-------- Records provided
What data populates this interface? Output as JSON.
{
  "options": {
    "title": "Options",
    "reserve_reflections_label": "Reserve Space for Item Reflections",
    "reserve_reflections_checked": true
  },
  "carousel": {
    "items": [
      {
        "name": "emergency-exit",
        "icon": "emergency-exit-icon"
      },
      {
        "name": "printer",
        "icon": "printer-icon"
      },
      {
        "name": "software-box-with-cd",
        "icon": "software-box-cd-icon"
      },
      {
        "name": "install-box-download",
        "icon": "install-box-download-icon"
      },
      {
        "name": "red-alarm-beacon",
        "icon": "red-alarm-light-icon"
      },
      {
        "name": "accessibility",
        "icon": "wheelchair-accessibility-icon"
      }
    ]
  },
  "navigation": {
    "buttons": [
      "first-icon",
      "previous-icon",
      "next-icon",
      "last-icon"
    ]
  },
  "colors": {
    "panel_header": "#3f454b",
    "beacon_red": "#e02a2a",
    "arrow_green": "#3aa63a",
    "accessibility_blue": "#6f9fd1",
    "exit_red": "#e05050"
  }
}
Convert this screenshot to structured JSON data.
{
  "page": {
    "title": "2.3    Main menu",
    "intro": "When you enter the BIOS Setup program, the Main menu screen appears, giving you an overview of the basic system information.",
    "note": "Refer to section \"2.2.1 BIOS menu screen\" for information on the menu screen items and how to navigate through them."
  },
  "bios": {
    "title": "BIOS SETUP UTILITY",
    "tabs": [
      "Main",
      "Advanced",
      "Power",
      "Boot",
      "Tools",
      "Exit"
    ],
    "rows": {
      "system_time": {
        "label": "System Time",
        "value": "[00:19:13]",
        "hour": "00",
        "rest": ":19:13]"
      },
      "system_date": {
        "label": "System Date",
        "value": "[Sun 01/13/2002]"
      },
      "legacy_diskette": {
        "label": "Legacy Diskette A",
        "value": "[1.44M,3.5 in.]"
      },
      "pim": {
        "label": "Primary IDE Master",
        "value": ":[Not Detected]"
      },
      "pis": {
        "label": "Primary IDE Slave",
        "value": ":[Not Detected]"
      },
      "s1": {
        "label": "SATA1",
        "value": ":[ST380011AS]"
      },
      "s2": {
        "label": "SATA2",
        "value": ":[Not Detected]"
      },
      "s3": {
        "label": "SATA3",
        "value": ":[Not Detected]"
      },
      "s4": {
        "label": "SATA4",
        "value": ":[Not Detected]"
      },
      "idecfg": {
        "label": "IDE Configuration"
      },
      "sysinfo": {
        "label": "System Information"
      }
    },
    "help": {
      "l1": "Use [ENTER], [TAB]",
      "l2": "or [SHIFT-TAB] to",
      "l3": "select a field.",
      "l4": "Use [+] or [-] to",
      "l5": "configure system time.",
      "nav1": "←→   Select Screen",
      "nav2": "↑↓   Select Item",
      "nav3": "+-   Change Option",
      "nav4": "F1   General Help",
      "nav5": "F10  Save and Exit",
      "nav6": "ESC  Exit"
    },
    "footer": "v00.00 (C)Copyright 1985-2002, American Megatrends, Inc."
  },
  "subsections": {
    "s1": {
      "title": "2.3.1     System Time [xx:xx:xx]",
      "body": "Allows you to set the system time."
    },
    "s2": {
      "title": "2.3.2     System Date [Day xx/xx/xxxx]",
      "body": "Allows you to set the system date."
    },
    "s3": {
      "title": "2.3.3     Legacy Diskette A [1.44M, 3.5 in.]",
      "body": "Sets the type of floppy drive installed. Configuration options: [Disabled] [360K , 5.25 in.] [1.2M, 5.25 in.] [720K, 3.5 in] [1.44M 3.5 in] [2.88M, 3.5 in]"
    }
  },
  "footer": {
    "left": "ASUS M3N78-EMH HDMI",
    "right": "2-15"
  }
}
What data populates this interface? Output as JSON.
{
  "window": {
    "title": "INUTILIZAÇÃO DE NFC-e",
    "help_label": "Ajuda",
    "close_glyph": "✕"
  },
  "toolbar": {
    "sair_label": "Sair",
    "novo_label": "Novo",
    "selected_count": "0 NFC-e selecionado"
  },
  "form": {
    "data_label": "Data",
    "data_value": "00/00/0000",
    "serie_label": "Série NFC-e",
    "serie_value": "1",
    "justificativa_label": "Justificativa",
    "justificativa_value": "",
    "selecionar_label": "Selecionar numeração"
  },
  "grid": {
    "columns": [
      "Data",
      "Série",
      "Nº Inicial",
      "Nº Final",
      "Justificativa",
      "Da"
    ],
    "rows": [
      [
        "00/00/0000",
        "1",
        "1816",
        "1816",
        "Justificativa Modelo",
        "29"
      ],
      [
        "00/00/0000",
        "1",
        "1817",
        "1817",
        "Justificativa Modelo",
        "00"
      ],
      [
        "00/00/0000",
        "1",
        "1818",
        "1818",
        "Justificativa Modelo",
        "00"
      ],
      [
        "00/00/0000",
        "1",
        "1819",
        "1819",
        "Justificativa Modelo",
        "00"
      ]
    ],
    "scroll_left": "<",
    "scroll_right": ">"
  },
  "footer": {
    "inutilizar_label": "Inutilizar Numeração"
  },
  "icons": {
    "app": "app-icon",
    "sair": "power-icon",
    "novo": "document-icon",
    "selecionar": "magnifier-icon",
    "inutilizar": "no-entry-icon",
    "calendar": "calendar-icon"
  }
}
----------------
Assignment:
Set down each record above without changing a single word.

Result:
What data populates this interface? Output as JSON.
{
  "options": {
    "title": "Options",
    "reserve_reflections_label": "Reserve Space for Item Reflections",
    "reserve_reflections_checked": true
  },
  "carousel": {
    "items": [
      {
        "name": "emergency-exit",
        "icon": "emergency-exit-icon"
      },
      {
        "name": "printer",
        "icon": "printer-icon"
      },
      {
        "name": "software-box-with-cd",
        "icon": "software-box-cd-icon"
      },
      {
        "name": "install-box-download",
        "icon": "install-box-download-icon"
      },
      {
        "name": "red-alarm-beacon",
        "icon": "red-alarm-light-icon"
      },
      {
        "name": "accessibility",
        "icon": "wheelchair-accessibility-icon"
      }
    ]
  },
  "navigation": {
    "buttons": [
      "first-icon",
      "previous-icon",
      "next-icon",
      "last-icon"
    ]
  },
  "colors": {
    "panel_header": "#3f454b",
    "beacon_red": "#e02a2a",
    "arrow_green": "#3aa63a",
    "accessibility_blue": "#6f9fd1",
    "exit_red": "#e05050"
  }
}
Convert this screenshot to structured JSON data.
{
  "page": {
    "title": "2.3    Main menu",
    "intro": "When you enter the BIOS Setup program, the Main menu screen appears, giving you an overview of the basic system information.",
    "note": "Refer to section \"2.2.1 BIOS menu screen\" for information on the menu screen items and how to navigate through them."
  },
  "bios": {
    "title": "BIOS SETUP UTILITY",
    "tabs": [
      "Main",
      "Advanced",
      "Power",
      "Boot",
      "Tools",
      "Exit"
    ],
    "rows": {
      "system_time": {
        "label": "System Time",
        "value": "[00:19:13]",
        "hour": "00",
        "rest": ":19:13]"
      },
      "system_date": {
        "label": "System Date",
        "value": "[Sun 01/13/2002]"
      },
      "legacy_diskette": {
        "label": "Legacy Diskette A",
        "value": "[1.44M,3.5 in.]"
      },
      "pim": {
        "label": "Primary IDE Master",
        "value": ":[Not Detected]"
      },
      "pis": {
        "label": "Primary IDE Slave",
        "value": ":[Not Detected]"
      },
      "s1": {
        "label": "SATA1",
        "value": ":[ST380011AS]"
      },
      "s2": {
        "label": "SATA2",
        "value": ":[Not Detected]"
      },
      "s3": {
        "label": "SATA3",
        "value": ":[Not Detected]"
      },
      "s4": {
        "label": "SATA4",
        "value": ":[Not Detected]"
      },
      "idecfg": {
        "label": "IDE Configuration"
      },
      "sysinfo": {
        "label": "System Information"
      }
    },
    "help": {
      "l1": "Use [ENTER], [TAB]",
      "l2": "or [SHIFT-TAB] to",
      "l3": "select a field.",
      "l4": "Use [+] or [-] to",
      "l5": "configure system time.",
      "nav1": "←→   Select Screen",
      "nav2": "↑↓   Select Item",
      "nav3": "+-   Change Option",
      "nav4": "F1   General Help",
      "nav5": "F10  Save and Exit",
      "nav6": "ESC  Exit"
    },
    "footer": "v00.00 (C)Copyright 1985-2002, American Megatrends, Inc."
  },
  "subsections": {
    "s1": {
      "title": "2.3.1     System Time [xx:xx:xx]",
      "body": "Allows you to set the system time."
    },
    "s2": {
      "title": "2.3.2     System Date [Day xx/xx/xxxx]",
      "body": "Allows you to set the system date."
    },
    "s3": {
      "title": "2.3.3     Legacy Diskette A [1.44M, 3.5 in.]",
      "body": "Sets the type of floppy drive installed. Configuration options: [Disabled] [360K , 5.25 in.] [1.2M, 5.25 in.] [720K, 3.5 in] [1.44M 3.5 in] [2.88M, 3.5 in]"
    }
  },
  "footer": {
    "left": "ASUS M3N78-EMH HDMI",
    "right": "2-15"
  }
}
What data populates this interface? Output as JSON.
{
  "window": {
    "title": "INUTILIZAÇÃO DE NFC-e",
    "help_label": "Ajuda",
    "close_glyph": "✕"
  },
  "toolbar": {
    "sair_label": "Sair",
    "novo_label": "Novo",
    "selected_count": "0 NFC-e selecionado"
  },
  "form": {
    "data_label": "Data",
    "data_value": "00/00/0000",
    "serie_label": "Série NFC-e",
    "serie_value": "1",
    "justificativa_label": "Justificativa",
    "justificativa_value": "",
    "selecionar_label": "Selecionar numeração"
  },
  "grid": {
    "columns": [
      "Data",
      "Série",
      "Nº Inicial",
      "Nº Final",
      "Justificativa",
      "Da"
    ],
    "rows": [
      [
        "00/00/0000",
        "1",
        "1816",
        "1816",
        "Justificativa Modelo",
        "29"
      ],
      [
        "00/00/0000",
        "1",
        "1817",
        "1817",
        "Justificativa Modelo",
        "00"
      ],
      [
        "00/00/0000",
        "1",
        "1818",
        "1818",
        "Justificativa Modelo",
        "00"
      ],
      [
        "00/00/0000",
        "1",
        "1819",
        "1819",
        "Justificativa Modelo",
        "00"
      ]
    ],
    "scroll_left": "<",
    "scroll_right": ">"
  },
  "footer": {
    "inutilizar_label": "Inutilizar Numeração"
  },
  "icons": {
    "app": "app-icon",
    "sair": "power-icon",
    "novo": "document-icon",
    "selecionar": "magnifier-icon",
    "inutilizar": "no-entry-icon",
    "calendar": "calendar-icon"
  }
}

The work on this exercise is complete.